When King James IV was in Inverness during September 1506, his Treasurer’s Accounts had entries for the 15th and 17th of the month respectively: ‘For aqua vite to the King. . .’ and ‘For ane flacat of aqua vite to the King. . .’. lt is probable that the aquavitae in this case was spirit for drinking.
The earliest reference to a distillery in the Acts of the Scottish Parliament appears to be in 1690, when mention is made of the famous Ferintosh distillery owned by Duncan Forbes of Culloden.
There is also a reference to distilling in a private house in the parish of Gamrie in Banffshire in 1614. This occurs in the Register of the Privy Council, where a man accused of the crime of breaking into a private house, combined with assault, was said to have knocked over some ‘aquavitie’.
One of the earliest references to ‘uiskie’ occurs in the funeral account of a Highland laird about 1618.
An unpublished letter of February 1622, written by Sir Duncan Campbell of Glenorchy to the Earl of Mar, reported that certain officers sent to Glenorchy by the King had been given the best entertainment that the season and the country allowed. It stated: ‘For they wantit not wine nor aquavite.’ This ‘aquavite’ was no doubt locally distilled whisky.
Another writer affirms that aquavitae occasionally formed part of the rent paid for Highland farms, at any rate in Perthshire, but no actual date is given for this practice.
What is the history of charging duty on Scotch Whisky?
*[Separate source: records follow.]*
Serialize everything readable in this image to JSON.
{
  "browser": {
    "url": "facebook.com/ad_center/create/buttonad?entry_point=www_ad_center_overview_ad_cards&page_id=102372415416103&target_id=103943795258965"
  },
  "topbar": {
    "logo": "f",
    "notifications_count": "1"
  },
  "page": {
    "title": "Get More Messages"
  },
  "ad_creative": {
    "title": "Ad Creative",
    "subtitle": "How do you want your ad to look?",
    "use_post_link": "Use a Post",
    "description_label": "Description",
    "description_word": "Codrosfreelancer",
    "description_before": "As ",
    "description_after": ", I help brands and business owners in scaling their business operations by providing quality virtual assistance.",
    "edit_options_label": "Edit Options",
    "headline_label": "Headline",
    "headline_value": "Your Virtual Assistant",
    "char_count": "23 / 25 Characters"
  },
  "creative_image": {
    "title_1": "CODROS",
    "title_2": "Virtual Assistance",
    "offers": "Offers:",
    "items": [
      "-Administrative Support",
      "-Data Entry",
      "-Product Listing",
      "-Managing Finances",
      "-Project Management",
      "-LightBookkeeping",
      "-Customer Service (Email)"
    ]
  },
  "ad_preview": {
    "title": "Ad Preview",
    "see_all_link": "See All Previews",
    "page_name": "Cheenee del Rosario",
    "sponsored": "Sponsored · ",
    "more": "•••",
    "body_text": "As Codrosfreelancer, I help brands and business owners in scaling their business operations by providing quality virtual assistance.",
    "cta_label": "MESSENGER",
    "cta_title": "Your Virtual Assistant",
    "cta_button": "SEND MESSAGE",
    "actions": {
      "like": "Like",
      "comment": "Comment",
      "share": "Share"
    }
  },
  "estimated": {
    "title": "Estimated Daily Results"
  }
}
The Scots Parliament in 1644 passed an Excise Act fixing the duty at 2/8d (13p) per pint of aquavitae or other strong liquor – the Scots pint being approximately one third of a gallon. For the remainder of the 17th century various alterations were made to the types and amounts of duty collected.
After the Union of the Parliaments in 1707, English revenue staff crossed the border to begin their lengthy attempts to bring whisky production under control. Ninety years later the excise laws were in such a hopeless state of confusion that no two distilleries were taxed at the same rate. Illicit distilling flourished, the smugglers seeing no good reason for paying for the privilege of making their native drink.
After a lengthy Royal Commission, the Act of 1823 sanctioned legal distilling at a duty of 2/3d (12p) per gallon for stills with a capacity of more than 40 gallons. There was a licence fee of £10 annually and no stills under the legal limit were allowed. The first distillery came into ‘official’ existence in the following year and thereafter many of the more far-sighted distillers came over on to the side of the law.
In 1840, the duty was 5d (2.5p) per bottle and by the beginning of the First World War it had risen to 1/81/2d (9p). In 1939, a typical bottle of Scotch Whisky cost 14/3d (72p) of which 9/71/2d (48p) was duty. By 1992, after a succession of duty increases, the same bottle was costing around £10.80. The duty on it was £5.55, equivalent to £19.81 per litre of pure alcohol.
In 1995, for the first time in one hundred years, the tax on Scotch Whisky was reduced. Duty fell from £5.77 to £5.54 a bottle (70cl). In 1996, the tax on Scotch Whisky was again reduced.
Since 1973 the price of a bottle of whisky, including the Excise Duty, has been subject to a Value Added Tax.
Scotch Whisky” The Water of Life